» **Exercise**: With the pictures left out, restate every entry word for word.

-- Data under study follows --

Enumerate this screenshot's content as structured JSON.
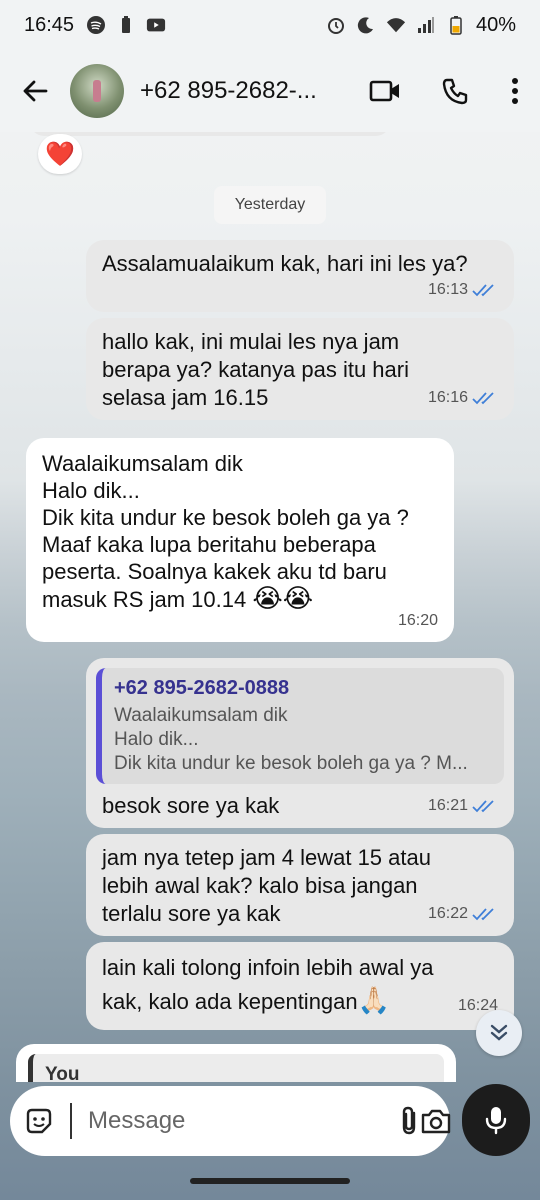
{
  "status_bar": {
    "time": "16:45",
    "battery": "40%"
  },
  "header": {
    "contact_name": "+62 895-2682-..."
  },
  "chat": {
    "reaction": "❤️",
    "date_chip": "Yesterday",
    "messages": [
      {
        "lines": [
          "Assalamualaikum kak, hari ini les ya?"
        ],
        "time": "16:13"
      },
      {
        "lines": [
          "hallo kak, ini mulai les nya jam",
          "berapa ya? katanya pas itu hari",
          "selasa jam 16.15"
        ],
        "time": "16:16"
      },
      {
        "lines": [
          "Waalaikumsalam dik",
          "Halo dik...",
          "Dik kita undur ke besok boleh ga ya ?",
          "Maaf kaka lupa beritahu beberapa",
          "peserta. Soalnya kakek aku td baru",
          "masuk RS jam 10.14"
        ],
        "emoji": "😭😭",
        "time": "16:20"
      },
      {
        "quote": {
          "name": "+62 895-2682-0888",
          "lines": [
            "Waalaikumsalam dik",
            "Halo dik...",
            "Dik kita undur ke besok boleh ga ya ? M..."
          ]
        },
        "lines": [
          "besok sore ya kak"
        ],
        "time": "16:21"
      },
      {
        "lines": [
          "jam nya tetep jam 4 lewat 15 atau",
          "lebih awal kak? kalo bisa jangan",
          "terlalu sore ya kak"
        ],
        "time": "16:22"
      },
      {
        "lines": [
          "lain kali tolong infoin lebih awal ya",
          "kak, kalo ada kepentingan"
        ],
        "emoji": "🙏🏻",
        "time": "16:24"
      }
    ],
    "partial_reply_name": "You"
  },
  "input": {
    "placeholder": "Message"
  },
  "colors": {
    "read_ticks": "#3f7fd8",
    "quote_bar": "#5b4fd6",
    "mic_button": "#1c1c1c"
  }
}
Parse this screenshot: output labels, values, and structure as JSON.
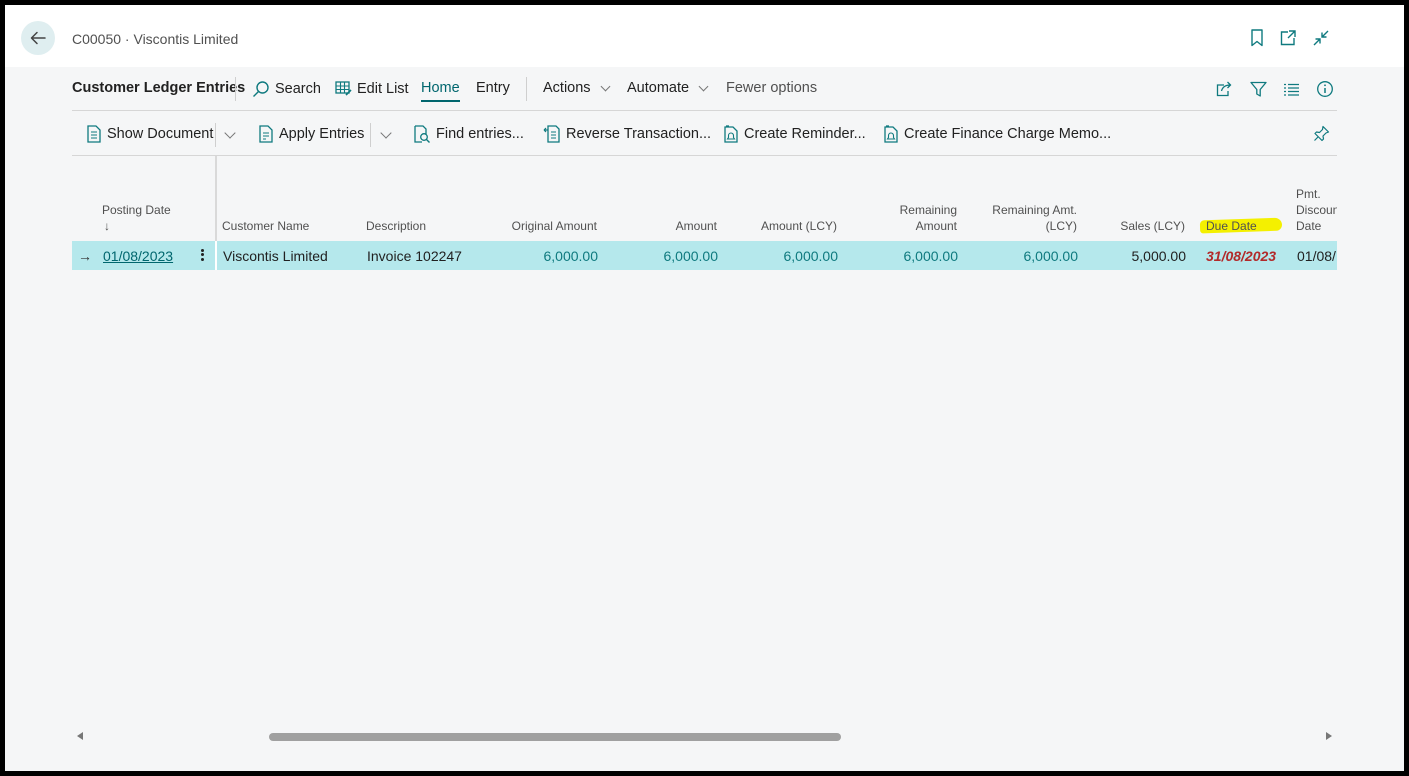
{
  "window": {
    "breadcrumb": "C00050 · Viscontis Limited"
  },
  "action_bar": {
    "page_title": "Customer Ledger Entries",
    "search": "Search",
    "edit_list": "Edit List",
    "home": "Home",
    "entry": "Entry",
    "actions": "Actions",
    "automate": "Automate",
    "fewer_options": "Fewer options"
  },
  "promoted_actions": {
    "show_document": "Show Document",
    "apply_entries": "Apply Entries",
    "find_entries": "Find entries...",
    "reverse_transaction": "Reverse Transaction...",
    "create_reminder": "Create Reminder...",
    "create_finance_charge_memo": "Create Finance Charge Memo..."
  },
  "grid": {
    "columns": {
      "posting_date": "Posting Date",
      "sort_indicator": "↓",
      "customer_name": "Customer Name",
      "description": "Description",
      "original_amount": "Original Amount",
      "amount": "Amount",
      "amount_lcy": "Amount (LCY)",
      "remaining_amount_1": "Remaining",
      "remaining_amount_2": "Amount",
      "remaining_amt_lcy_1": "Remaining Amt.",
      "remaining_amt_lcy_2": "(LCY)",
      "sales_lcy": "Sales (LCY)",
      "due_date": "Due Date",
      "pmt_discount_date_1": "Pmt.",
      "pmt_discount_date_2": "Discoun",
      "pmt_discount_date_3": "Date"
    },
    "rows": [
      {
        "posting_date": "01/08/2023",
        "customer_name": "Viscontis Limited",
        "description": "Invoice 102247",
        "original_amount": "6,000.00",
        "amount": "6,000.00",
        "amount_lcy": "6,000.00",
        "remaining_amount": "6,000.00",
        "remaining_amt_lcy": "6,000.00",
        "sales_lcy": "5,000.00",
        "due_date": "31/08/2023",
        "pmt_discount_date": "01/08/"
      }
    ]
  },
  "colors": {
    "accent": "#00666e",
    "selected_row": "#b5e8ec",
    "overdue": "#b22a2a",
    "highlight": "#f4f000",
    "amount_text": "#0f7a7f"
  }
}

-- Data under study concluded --

» **Exercise result**:
Enumerate this screenshot's content as structured JSON.
{
  "status_bar": {
    "time": "16:45",
    "battery": "40%"
  },
  "header": {
    "contact_name": "+62 895-2682-..."
  },
  "chat": {
    "reaction": "❤️",
    "date_chip": "Yesterday",
    "messages": [
      {
        "lines": [
          "Assalamualaikum kak, hari ini les ya?"
        ],
        "time": "16:13"
      },
      {
        "lines": [
          "hallo kak, ini mulai les nya jam",
          "berapa ya? katanya pas itu hari",
          "selasa jam 16.15"
        ],
        "time": "16:16"
      },
      {
        "lines": [
          "Waalaikumsalam dik",
          "Halo dik...",
          "Dik kita undur ke besok boleh ga ya ?",
          "Maaf kaka lupa beritahu beberapa",
          "peserta. Soalnya kakek aku td baru",
          "masuk RS jam 10.14"
        ],
        "emoji": "😭😭",
        "time": "16:20"
      },
      {
        "quote": {
          "name": "+62 895-2682-0888",
          "lines": [
            "Waalaikumsalam dik",
            "Halo dik...",
            "Dik kita undur ke besok boleh ga ya ? M..."
          ]
        },
        "lines": [
          "besok sore ya kak"
        ],
        "time": "16:21"
      },
      {
        "lines": [
          "jam nya tetep jam 4 lewat 15 atau",
          "lebih awal kak? kalo bisa jangan",
          "terlalu sore ya kak"
        ],
        "time": "16:22"
      },
      {
        "lines": [
          "lain kali tolong infoin lebih awal ya",
          "kak, kalo ada kepentingan"
        ],
        "emoji": "🙏🏻",
        "time": "16:24"
      }
    ],
    "partial_reply_name": "You"
  },
  "input": {
    "placeholder": "Message"
  },
  "colors": {
    "read_ticks": "#3f7fd8",
    "quote_bar": "#5b4fd6",
    "mic_button": "#1c1c1c"
  }
}
Parse this screenshot: output labels, values, and structure as JSON.
{
  "window": {
    "breadcrumb": "C00050 · Viscontis Limited"
  },
  "action_bar": {
    "page_title": "Customer Ledger Entries",
    "search": "Search",
    "edit_list": "Edit List",
    "home": "Home",
    "entry": "Entry",
    "actions": "Actions",
    "automate": "Automate",
    "fewer_options": "Fewer options"
  },
  "promoted_actions": {
    "show_document": "Show Document",
    "apply_entries": "Apply Entries",
    "find_entries": "Find entries...",
    "reverse_transaction": "Reverse Transaction...",
    "create_reminder": "Create Reminder...",
    "create_finance_charge_memo": "Create Finance Charge Memo..."
  },
  "grid": {
    "columns": {
      "posting_date": "Posting Date",
      "sort_indicator": "↓",
      "customer_name": "Customer Name",
      "description": "Description",
      "original_amount": "Original Amount",
      "amount": "Amount",
      "amount_lcy": "Amount (LCY)",
      "remaining_amount_1": "Remaining",
      "remaining_amount_2": "Amount",
      "remaining_amt_lcy_1": "Remaining Amt.",
      "remaining_amt_lcy_2": "(LCY)",
      "sales_lcy": "Sales (LCY)",
      "due_date": "Due Date",
      "pmt_discount_date_1": "Pmt.",
      "pmt_discount_date_2": "Discoun",
      "pmt_discount_date_3": "Date"
    },
    "rows": [
      {
        "posting_date": "01/08/2023",
        "customer_name": "Viscontis Limited",
        "description": "Invoice 102247",
        "original_amount": "6,000.00",
        "amount": "6,000.00",
        "amount_lcy": "6,000.00",
        "remaining_amount": "6,000.00",
        "remaining_amt_lcy": "6,000.00",
        "sales_lcy": "5,000.00",
        "due_date": "31/08/2023",
        "pmt_discount_date": "01/08/"
      }
    ]
  },
  "colors": {
    "accent": "#00666e",
    "selected_row": "#b5e8ec",
    "overdue": "#b22a2a",
    "highlight": "#f4f000",
    "amount_text": "#0f7a7f"
  }
}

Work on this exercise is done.